Andrew Butler wins in Court of Appeal
6th October 2016
Andrew Butler secured a notable victory in the Court of Appeal when he successfully challenged an order for security for costs made against his client. The case (Dawnus Sierra Leone Ltd v Timis Mining Corporation Ltd, 6 October 2016, CA) gave rise to a novel point, namely the effect of foreign litigation on the security for costs jurisdiction.
Andrew acted for D, a building contractor, against T, the operator of a mine in Sierra Leone. D had undertaken urgent works at the mine pursuant to a Letter of Intent which contained a non-exclusive English jurisdiction clause. Interim payments had been made totalling $26.125m. No contract was ever finalised. At the conclusion of the relationship D contended that it was owed a further $15.2m; T contended that it had overpaid $16.7m.
During protocol correspondence between solicitors in the UK, T unexpectedly commenced proceedings in Sierra Leone. D subsequently issued proceedings in the UK. Unsuccessful jurisdictional challenges were made by both parties (judgment reported at  EWHC 236) and the two cases therefore proceeded in parallel, with T defending and counterclaiming in the UK proceedings.

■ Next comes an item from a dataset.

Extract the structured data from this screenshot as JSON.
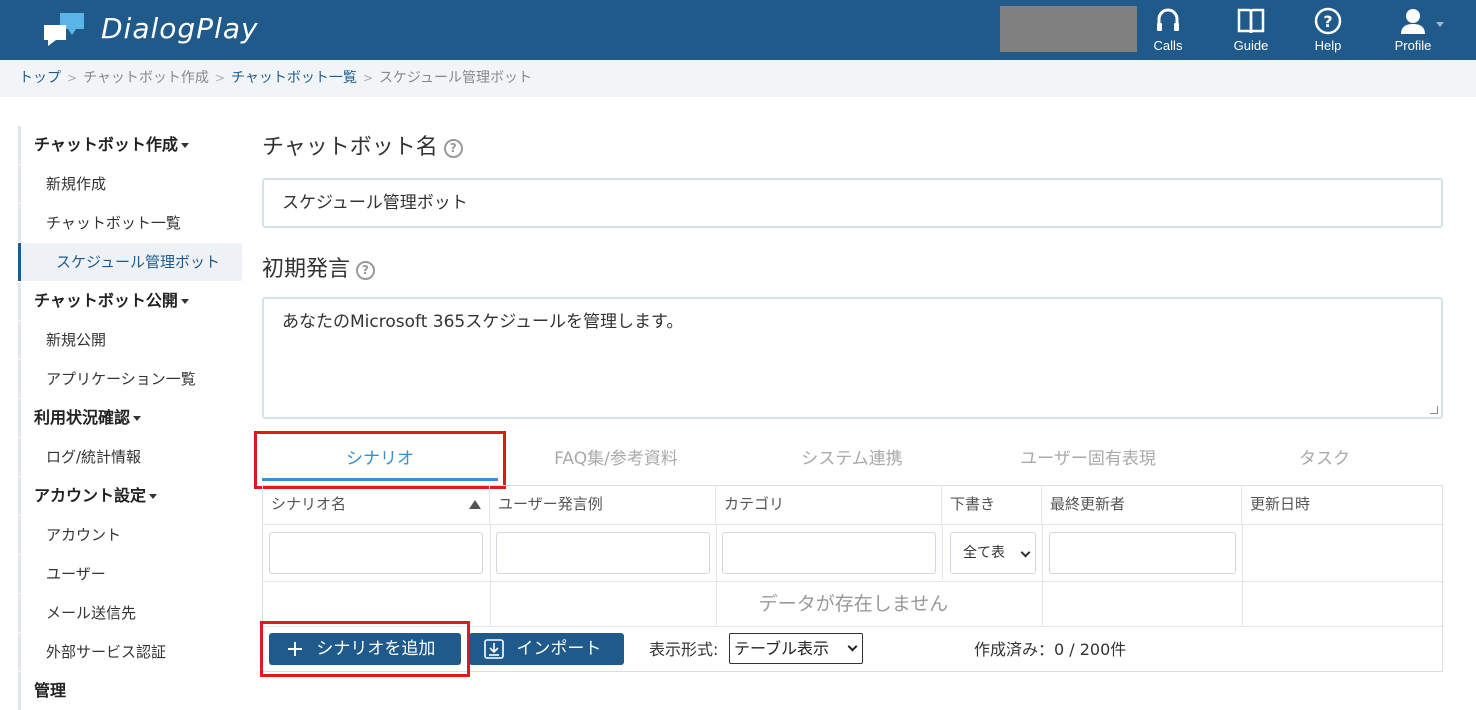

Both parties applied for security for costs in the UK. At first instance, the Judge ordered D to provide security (in the sum of £750,000), but refused to order T to do so, holding that, although as a matter of form its counterclaim satisfied the test of having “independent vitality” (see Hutchison Telephone (UK) v Ultimate Response  B.C.L.C. 307), T did not want to be party to litigation in the UK, would happily have abandoned the proceedings if D had been prepared to do likewise, and was therefore adopting an essentially defensive posture in this jurisdiction. The Court at first instance was influenced by the consideration that T would not itself have commenced proceedings in the UK – that having been one of the indicators of independent vitality identified by the Court in Hutchison.
The Court of Appeal (Patten and Hamblen LJJ) allowed the appeal, holding that in determining the question of whether a counterclaim had independent vitality the Court’s primary focus should be on the substantial nature of the counterclaim, and not the counterclaiming Defendant’s preferred litigation forum. Far from providing a reason not to order security, the fact that T had commenced proceedings in Sierra Leone was an indication that the counterclaim did have independent vitality. Ordinarily, this might have been a case for ordering both sides to provide security (and indeed this had been D’s stance at first instance). However, since the first instance hearing T had been debarred from pursuing its counterclaim on other grounds, and in the circumstances the correct order was that D should be relieved of the order for it to provide security for the costs of its claim.